One winged creature that still inspires fear in humans is the bat. The Australian aborigines have a story about a race of human-like creatures with bat wings who captured a family of brothers. The brothers escaped and the strange dances they had seen the bat men perform are still used in rituals today. In Eastern Europe, bats are strongly associated with vampires, spirits of the undead who rise at night to do harm to the living.


The Creature

17 September 2008
Dorothea Tanning, Birthday, 1942

Dorothea Tanning, Birthday, 1942

Dorothea Tanning on her 30th birthday painted her self-portrait “Birthday” in 1942.
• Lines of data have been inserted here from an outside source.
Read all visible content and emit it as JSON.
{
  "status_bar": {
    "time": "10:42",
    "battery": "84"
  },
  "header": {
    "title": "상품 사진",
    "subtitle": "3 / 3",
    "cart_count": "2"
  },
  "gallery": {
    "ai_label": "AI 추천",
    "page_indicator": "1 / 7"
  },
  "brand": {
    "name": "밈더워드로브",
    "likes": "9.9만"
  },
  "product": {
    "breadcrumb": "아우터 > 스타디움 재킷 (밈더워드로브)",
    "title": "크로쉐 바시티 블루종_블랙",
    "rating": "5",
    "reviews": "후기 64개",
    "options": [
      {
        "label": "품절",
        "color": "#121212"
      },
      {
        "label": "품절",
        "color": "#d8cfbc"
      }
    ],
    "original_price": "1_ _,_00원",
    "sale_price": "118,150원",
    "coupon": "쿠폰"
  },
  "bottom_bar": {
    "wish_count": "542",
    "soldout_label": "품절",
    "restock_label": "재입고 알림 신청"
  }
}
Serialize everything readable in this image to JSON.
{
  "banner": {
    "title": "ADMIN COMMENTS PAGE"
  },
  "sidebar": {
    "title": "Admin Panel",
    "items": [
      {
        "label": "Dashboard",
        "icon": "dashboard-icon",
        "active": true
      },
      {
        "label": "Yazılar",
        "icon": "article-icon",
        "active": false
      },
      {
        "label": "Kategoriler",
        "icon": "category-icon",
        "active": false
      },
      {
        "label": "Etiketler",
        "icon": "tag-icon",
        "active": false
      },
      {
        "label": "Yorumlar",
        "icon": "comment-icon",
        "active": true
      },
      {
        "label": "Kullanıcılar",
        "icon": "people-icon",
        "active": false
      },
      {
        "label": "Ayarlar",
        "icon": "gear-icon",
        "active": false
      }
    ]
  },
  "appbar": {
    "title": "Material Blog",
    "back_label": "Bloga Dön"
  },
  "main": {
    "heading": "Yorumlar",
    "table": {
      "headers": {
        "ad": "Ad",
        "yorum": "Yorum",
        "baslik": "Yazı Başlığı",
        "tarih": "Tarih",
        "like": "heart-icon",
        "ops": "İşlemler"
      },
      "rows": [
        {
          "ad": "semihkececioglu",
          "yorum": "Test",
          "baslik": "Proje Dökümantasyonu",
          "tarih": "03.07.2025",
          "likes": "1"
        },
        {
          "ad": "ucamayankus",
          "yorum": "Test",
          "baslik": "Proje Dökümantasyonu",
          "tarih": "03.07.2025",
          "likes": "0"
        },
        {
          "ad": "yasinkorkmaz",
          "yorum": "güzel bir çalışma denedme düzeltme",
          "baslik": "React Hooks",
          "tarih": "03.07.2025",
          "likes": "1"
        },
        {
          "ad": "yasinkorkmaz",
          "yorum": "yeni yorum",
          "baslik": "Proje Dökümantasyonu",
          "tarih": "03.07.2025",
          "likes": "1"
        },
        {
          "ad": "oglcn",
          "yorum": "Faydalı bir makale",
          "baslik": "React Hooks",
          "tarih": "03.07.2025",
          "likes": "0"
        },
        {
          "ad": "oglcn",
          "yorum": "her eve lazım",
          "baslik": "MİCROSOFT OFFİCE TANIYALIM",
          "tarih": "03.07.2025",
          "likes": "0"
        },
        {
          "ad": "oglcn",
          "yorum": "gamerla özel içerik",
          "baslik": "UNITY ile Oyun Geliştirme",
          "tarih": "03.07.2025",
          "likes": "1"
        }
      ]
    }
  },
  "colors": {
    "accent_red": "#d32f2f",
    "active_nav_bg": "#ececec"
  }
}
Her fascination of the endless openings of doors depicts a surrealist’s image of the labyrinth, the ‘rooms’ of the unconscious mind. The winged creature in front of her is a nocturnal animal called a Lemur from Madagascar, usually associated with the spirits of the dead and the night. The theatrical purple jacket and the human-shaped roots skirt express the conflict and contrast of nature and culture.


Siren

17 September 2008
Siren, The J. Paul Getty Museum, ca 350 - 340 BC (Late Classical)

Siren, The J. Paul Getty Museum, ca 350 - 340 BC (Late Classical)

THE SEIRENES (or Sirens) were three sea nymphs who lured sailors to their death with a bewitching song. They were formerly handmaidens of the goddess Persephone. When the girl was secretly abducted by Haides, Demeter gave them the bodies of birds, and sent to assist in the search. They eventually gave up and settled on the flowery island of Anthemoessa.

The Seirenes were later encountered by the Argonauts who passed by unharmed with the help of Orpheus, the poet drowing out their music with his song. Odysseus also sailed by, bound tightly to the mast, his men blocking their ears with wax. The Seirenes were so distressed to see a man hear their song and yet escape, that they threw themselves into the sea and drowned.

The Seirenes were depicted as birds with either the heads, or the entire upper bodies, of women. In mosaic art they were depicted with just bird legs.